Great Lakes: Managing our Response
• Climate in the Region
• The Report
• Technical Background
• For Teachers
• Migrating Climates
• Water Resources
• Sense of Place
• Solutions where we Live
• Reducing our Emissions
• Managing our Response
• Ten Personal Solutions
Managing our Response
Prudent steps taken now to protect the Great Lakes land and water resources will pay big dividends in the future. The Great Lakes region’s economic wealth is generated by its vibrant manufacturing, services (including recreation and tourism), agriculture, and forestry sectors. Each of these sectors rely, in some capacity, upon the ecological resources of the region, and each sector will be affected by the impacts of climate change. We must act now to preserve and protect our valuable ecological resources. Great Lakes residents, planners, land managers, and policymakers can become better prepared to deal with the impacts of climate change.
Climate change is a long-term challenge much like education, child rearing, business investments, or Social Security. Reducing our emissions of heat-trapping gases is the most important action businesses, residents, and all levels of government can take to set us on a more sustainable and safer path. The climate benefits of these reductions, however, will not be seen immediately, as heat-trapping gases already emitted in the past will remain in the atmosphere for decades. As a result, some measure of climate change will occur over the 21st century. It is therefore sensible for us to begin developing strategies for how we should adapt our infrastructure and the management of our natural resources to changing conditions as we understand them today.
Confronting Climate Change in the Great Lakes Region explores steps that should be taken to best manage our response to climate change. Among the topics that the report explores are:
Air Quality Improvements
It is estimated that 1,900 people die due to air pollution every year in Ontario alone, costing the medical system approximately $1.1 billion (Cdn) annually according to the Ontario Medical Association. Successful efforts to alleviate this burden have been taken by the city of Mississauga in southern Ontario through the implementation of a comprehensive air quality improvement plan. This has resulted in significant utility savings, reductions in energy use and pollution, expanded transit services and bike paths, and reduced air pollution.
Water Resource Management
Additional water conservation efforts should focus on creating reliable supplies for the industrial and business sectors dependent upon high-quality water. Upgrading of sewer and septic systems and containment of nonpoint pollution from roads, farmland, and other sources are key improvements. Supply concerns can be addressed by developing more effective water conservation strategies during summer months and in water-intensive agricultural and industrial operations.
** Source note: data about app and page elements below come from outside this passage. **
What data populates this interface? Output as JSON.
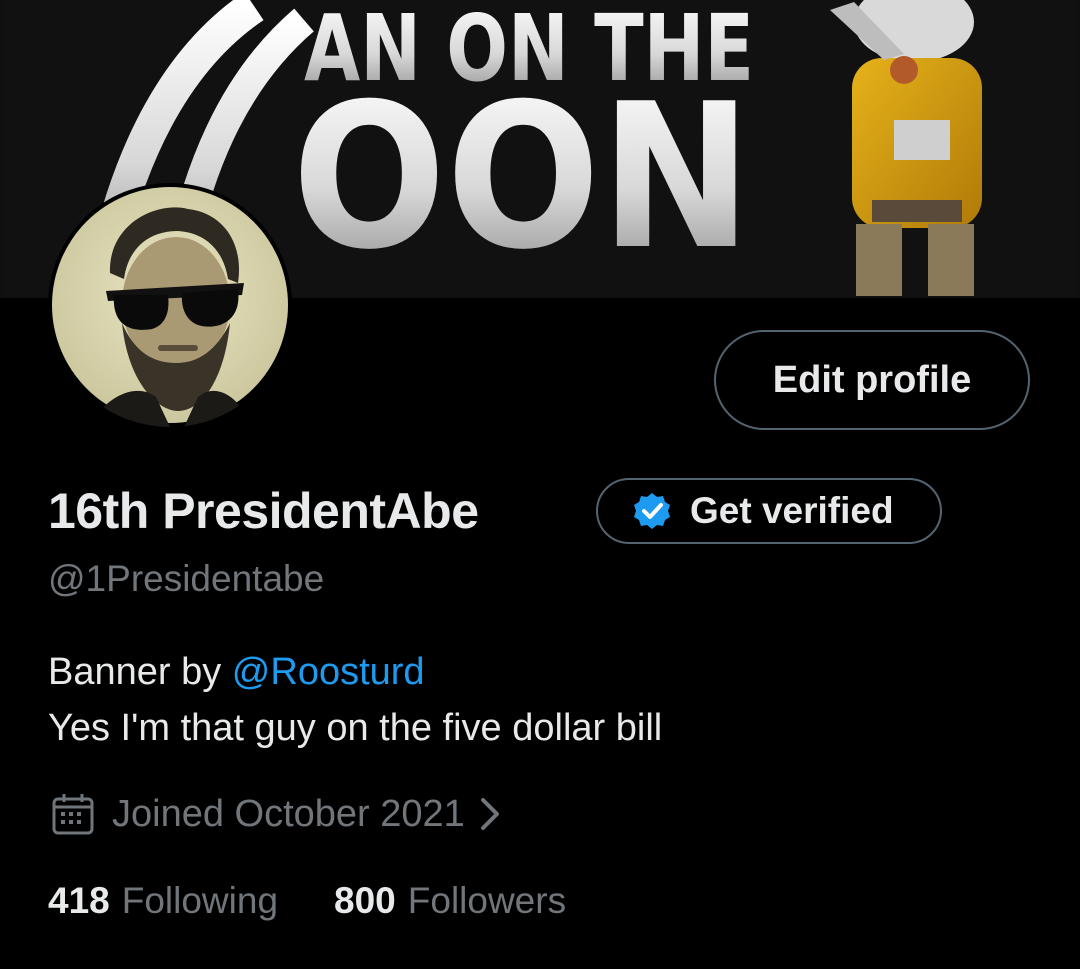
{
  "banner": {
    "line1": "MAN ON THE",
    "line2": "MOON"
  },
  "profile": {
    "display_name": "16th PresidentAbe",
    "handle": "@1Presidentabe",
    "edit_button_label": "Edit profile",
    "get_verified_label": "Get verified",
    "bio": {
      "line1_prefix": "Banner by ",
      "line1_mention": "@Roosturd",
      "line2": "Yes I'm that guy on the five dollar bill"
    },
    "joined": "Joined October 2021",
    "stats": {
      "following_count": "418",
      "following_label": "Following",
      "followers_count": "800",
      "followers_label": "Followers"
    }
  },
  "colors": {
    "background": "#000000",
    "text_primary": "#e7e9ea",
    "text_secondary": "#71767b",
    "accent": "#1d9bf0",
    "border": "#536471"
  },
  "icons": {
    "verified": "verified-badge-icon",
    "calendar": "calendar-icon",
    "chevron": "chevron-right-icon"
  }
}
Water diversion schemes must have thorough evaluations of their environmental impact, given the potential for significant ecological changes and conflict arising from such projects.
Urban and Land-use Planning
Grand Rapids, Michigan is receiving much attention for its anti-sprawl movement, including a civic campaign that led to comprehensive land-use policy reforms such as preservation of connected open lands and natural areas, establishment of compact business centers served by mass transit, and limits on extending water and sewer services.
Habitat Protection and Restoration
Agriculture and Forestry Practices
Foresters can also adjust to climate change by: shifting species and genetic varieties of trees; improving soil management, spacing, and tree rotation length; focusing on greater saw timber and less pulp production; using a diversity of tree species to enhance species dispersal; and, increasing investment in the prevention and containment of large forest fires and developing improved strategies for small fire management.
Education about Ecology and Global Warming
• New York